The study reveals motorcyclists coursing through Ho Chi Minh City's streets believe they are perceived as foolish if they heed road laws by those who do not obey the rules.
It also found young Vietnamese motorcyclists over-estimate their riding ability and are likely to speed more often.
The findings flow from surveys of more than 500 young motorcyclists, as well as focus groups conducted with adults, adolescents and families.
In 2013, almost 40,000 traffic incidents were reported throughout Vietnam, including 9,600 fatalities. In Ho Chi Minh City, 70 per cent of road accidents were linked to motorbikes.
The study was conducted by RMIT University Vietnam researchers Professor Linda Brennan, Assistant Professor Lukas Parker, Dang Nguyen and Hue Duong.
Duong said the research provided unexpected insights into road safety and social norms in Vietnam.
"Surprisingly we found there was a widely held belief that if one obeyed the road laws but others didn't, the one who did abide by the rules was foolish," he said.
"No government in the world can ensure law enforcement on road safety anywhere and at any time, and that is why healthy social norms should be established and encouraged.
“If we can make sense of these norms, we will be able to better channel our resources into designing the right messages for effective social change campaigns."
Parker said the findings were compounded by the fact that Vietnam was a collectivist culture where individuals constantly sought approval from their peers.
He said while a majority of research generally found young motorcyclists over-estimated their own ability and underestimated that of their peers, this remained a cause for concern.
"This lesser fear of the potential fatal consequences of risky behaviours is often characteristic of young adults," he said.

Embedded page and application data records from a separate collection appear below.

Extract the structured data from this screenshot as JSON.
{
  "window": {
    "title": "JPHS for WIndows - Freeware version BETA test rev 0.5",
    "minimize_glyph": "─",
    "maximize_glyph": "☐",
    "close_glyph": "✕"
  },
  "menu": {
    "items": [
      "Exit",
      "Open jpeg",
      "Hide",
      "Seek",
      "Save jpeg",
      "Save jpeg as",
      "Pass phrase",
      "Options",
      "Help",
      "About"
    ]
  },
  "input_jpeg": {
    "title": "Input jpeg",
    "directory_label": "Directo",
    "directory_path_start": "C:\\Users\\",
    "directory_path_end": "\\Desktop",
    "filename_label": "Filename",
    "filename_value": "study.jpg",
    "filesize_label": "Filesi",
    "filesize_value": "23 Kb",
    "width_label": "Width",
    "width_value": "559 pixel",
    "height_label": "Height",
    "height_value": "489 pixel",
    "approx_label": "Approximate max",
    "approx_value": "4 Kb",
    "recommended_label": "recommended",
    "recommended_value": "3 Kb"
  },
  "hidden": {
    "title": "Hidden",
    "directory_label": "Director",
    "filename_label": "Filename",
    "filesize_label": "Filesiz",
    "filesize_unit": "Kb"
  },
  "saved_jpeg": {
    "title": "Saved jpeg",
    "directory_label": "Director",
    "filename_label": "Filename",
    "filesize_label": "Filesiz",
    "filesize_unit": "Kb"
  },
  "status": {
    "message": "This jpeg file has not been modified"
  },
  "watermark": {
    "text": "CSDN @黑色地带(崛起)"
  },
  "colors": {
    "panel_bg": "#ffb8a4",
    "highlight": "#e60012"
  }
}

Parker said the focus groups also found males commonly assumed that they were good drivers, while females felt less skilled.
"These assumptions demonstrate that traditional gender stereotypes may still be at play and may be something that needs to be addressed," he said.
The research builds on exploratory studies undertaken by the Asia Injury Prevention (AIP) Foundation, an organisation working to provide life-saving traffic safety knowledge and skills to the developing world.
The researcher’s findings appear in Going With The Flow: Young Motorcyclists' Perception Of Speeding Norms and But I AM normal: Perceptions of safe driving norms in Vietnam, papers accepted by the upcoming Australia-New Zealand Marketing Academy Conference in Brisbane and the Journal of Social Marketing respectively.